Equities in Toronto fell on Friday, weighed by weakness in energy and mining stocks, while official data showed the nation’s economy most likely expanded in June.
The TSX Composite index let go of 83.65 points to greet noon EDT 20,228.13.
The Canadian dollar deducted 0.16 to 80.17 cents U.S.
Eldorado Gold fell 80 cents, or 6.5%, the most on the TSX, to $11.47. after the miner missed its second-quarter revenue estimates, and the second biggest decliner was Lithium Americas, down 33 cents, or 1.8%, to $18.01.
The largest percentage gainers on the TSX were Restaurant Brands International, which jumped $3.87, or 4.8%, to $84.61, after the
restaurant chain posted an upbeat second-quarter results.
SNC-Lavalin Group shed earlier gains and dipped 12 cents to $31.94, after reporting its second-quarter earnings.
On the economic slate, Statistics Canada said its industrial product price index was unchanged in June, but up 16.8% compared with June 2020.
By contrast, the agency’s raw materials price hiked 3.9% on a monthly basis in June and 38.1% year over year.
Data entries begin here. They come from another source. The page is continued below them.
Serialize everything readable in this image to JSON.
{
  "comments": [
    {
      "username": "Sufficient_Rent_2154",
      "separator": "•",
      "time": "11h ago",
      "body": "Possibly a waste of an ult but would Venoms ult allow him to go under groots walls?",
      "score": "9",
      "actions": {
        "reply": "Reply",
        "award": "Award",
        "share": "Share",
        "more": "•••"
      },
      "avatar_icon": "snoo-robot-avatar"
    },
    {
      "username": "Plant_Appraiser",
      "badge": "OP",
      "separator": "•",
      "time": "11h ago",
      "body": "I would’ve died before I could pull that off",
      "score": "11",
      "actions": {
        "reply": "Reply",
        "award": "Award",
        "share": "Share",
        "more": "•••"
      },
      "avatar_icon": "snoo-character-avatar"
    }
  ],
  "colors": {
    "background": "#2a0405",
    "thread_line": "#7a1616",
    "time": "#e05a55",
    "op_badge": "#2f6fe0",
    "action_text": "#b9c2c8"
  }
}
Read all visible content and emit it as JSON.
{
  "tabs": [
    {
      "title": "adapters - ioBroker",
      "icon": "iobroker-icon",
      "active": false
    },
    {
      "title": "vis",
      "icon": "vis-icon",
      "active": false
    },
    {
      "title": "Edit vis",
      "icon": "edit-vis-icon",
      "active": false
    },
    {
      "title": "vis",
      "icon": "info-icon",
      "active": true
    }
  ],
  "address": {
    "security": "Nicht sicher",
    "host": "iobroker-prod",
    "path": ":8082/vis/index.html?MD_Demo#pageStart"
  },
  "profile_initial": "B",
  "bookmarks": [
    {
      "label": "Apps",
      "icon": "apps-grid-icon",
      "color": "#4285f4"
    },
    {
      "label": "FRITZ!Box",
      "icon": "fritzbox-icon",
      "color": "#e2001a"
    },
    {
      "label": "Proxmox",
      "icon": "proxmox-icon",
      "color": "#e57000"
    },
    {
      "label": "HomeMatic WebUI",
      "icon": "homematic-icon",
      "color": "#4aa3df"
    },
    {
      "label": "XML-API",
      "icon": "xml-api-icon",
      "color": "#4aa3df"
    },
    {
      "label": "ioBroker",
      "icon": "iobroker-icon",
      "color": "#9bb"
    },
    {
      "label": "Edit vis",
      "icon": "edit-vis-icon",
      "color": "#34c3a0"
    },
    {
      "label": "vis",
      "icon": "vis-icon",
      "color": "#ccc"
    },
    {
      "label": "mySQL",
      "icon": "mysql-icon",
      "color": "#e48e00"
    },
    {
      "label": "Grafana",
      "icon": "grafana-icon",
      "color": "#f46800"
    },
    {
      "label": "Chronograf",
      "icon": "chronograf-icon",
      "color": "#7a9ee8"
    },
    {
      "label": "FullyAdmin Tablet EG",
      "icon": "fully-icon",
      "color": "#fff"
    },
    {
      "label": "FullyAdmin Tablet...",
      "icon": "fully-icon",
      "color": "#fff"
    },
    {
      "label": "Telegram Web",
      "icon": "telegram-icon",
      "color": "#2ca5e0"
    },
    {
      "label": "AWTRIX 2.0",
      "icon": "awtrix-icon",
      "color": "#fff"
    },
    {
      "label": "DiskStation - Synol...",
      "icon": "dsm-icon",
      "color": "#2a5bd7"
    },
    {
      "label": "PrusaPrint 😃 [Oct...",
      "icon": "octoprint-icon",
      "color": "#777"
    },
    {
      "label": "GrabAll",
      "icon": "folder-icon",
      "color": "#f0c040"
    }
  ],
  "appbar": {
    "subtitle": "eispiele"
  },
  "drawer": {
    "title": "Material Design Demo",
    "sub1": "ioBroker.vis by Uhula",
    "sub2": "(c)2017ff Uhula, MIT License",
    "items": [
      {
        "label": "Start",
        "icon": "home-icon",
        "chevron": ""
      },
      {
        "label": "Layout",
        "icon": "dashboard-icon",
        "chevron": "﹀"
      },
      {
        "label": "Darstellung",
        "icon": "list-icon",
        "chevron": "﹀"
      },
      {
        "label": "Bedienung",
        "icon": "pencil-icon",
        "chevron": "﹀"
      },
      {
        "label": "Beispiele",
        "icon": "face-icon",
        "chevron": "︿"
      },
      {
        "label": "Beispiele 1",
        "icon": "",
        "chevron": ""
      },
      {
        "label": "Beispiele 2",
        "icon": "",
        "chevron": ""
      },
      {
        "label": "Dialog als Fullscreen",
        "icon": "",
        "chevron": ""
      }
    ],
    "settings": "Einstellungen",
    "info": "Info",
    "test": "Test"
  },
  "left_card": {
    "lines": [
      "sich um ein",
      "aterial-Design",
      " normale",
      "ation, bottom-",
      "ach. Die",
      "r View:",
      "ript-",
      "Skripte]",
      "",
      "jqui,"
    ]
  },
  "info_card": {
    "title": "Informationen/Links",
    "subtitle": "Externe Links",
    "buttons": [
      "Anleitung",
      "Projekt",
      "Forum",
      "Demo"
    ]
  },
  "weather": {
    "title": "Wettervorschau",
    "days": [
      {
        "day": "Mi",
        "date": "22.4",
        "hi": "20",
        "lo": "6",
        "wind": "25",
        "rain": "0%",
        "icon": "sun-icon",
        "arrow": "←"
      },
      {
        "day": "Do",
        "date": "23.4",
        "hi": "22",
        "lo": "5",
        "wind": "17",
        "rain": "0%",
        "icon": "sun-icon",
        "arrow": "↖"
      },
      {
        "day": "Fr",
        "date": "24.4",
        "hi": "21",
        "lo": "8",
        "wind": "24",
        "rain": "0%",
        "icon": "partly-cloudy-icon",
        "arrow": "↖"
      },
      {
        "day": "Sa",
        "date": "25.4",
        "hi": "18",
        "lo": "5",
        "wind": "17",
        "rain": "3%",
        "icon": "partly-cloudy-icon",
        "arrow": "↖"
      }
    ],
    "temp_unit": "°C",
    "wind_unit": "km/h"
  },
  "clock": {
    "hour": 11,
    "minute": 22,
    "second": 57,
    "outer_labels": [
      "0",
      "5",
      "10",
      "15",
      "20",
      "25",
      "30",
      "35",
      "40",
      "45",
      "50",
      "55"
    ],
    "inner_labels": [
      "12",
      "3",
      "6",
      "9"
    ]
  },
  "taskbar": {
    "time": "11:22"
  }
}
The economy scaled back in May, with the Gross Domestic Product contracting 0.3%, the second consecutive monthly decline, as 12 of 20 industrial sectors were down.
The TSX Venture Exchange docked 3.58 points to 917.69
The 12 TSX subgroups were evenly divided, as consumer discretionary stocks gained 1.3%, while consumer staples and communications each climbed 0.6%.
The half-dozen laggards were weighed most by energy, tumbling 2.5%, while health-care worsened 1.9%, and financials lost 0.7%.
U.S. stocks fell on Friday amid a slide in Amazon shares, but the S&P 500 is still on track to notch its sixth straight positive month.
The Dow Jones Industrials tumbled 107 points from Thursday’s all-time record to 34,976.94, despite a jump in Procter & Gamble shares.
The S&P 500 dropped 25.26 points to 4,393.89, from what had also been a fresh high, dragged down by the consumer discretionary sector.
The NASDAQ lost 111.21 points to 14,667.19.
Major averages are still on pace to wrap up a solid month, although volatility has picked up amid concerns about the economic recovery in the face of the spreading delta variant.
The NASDAQ has climbed 1%, while the Dow has added 1.4% in July, while the broad S&P 500 is up 2.2% over the same period. Utilities, health-care, real estate and technology stocks have led the S&P 500 higher for the month, while energy and financials have lagged.
Amazon sank 7.3% after it reported its first quarterly revenue miss in three years and gave weaker guidance. Pinterest fell even further, down 17%, after saying it lost monthly users during the three months ended June 30.
Procter & Gamble shares rose 2% after the consumer giant topped analysts’ estimates for quarterly earnings and revenue. However, the company warned that increasing commodity costs could hit its earnings in the upcoming year.
Shares of online brokerage Robinhood started trading on the Nasdaq at $38 per share on Thursday, but the stock eventually closed its debut session more than 8% lower $34.82 per share. Robinhood shed another 3% Friday.
Investors digested a key inflation indicator that showed better-than-feared price pressures on Friday. The core personal consumption expenditures price index rose 3.5% in June year over year. It marked a sharp acceleration in inflation but came in slightly below a Dow Jones expectation of a 3.6% jump.
Weaker-than-expected readings on the U.S. economy further eased concerns about the Federal Reserve dialing back asset purchases.
U.S. second-quarter gross domestic product accelerated 6.5% on an annualized basis, considerably less than the 8.4% Dow Jones estimate.
Meanwhile, the latest weekly jobless claims also came in higher than expected.
Fed Chairman Jerome Powell on Wednesday noted that while the economy has come a long way since the COVID-19 recession, it still has a ways to go before the central bank considers adjusting its easy-money policies.
Prices for 10-Year Treasurys jumped, lowering yields to 1.23% from Thursday’s 1.27%. Treasury prices and yields move in opposite directions.
Oil prices added 13 cents to $73.75 U.S. a barrel.
Gold prices docked $10.30 to $1,825.50 U.S. an ounce.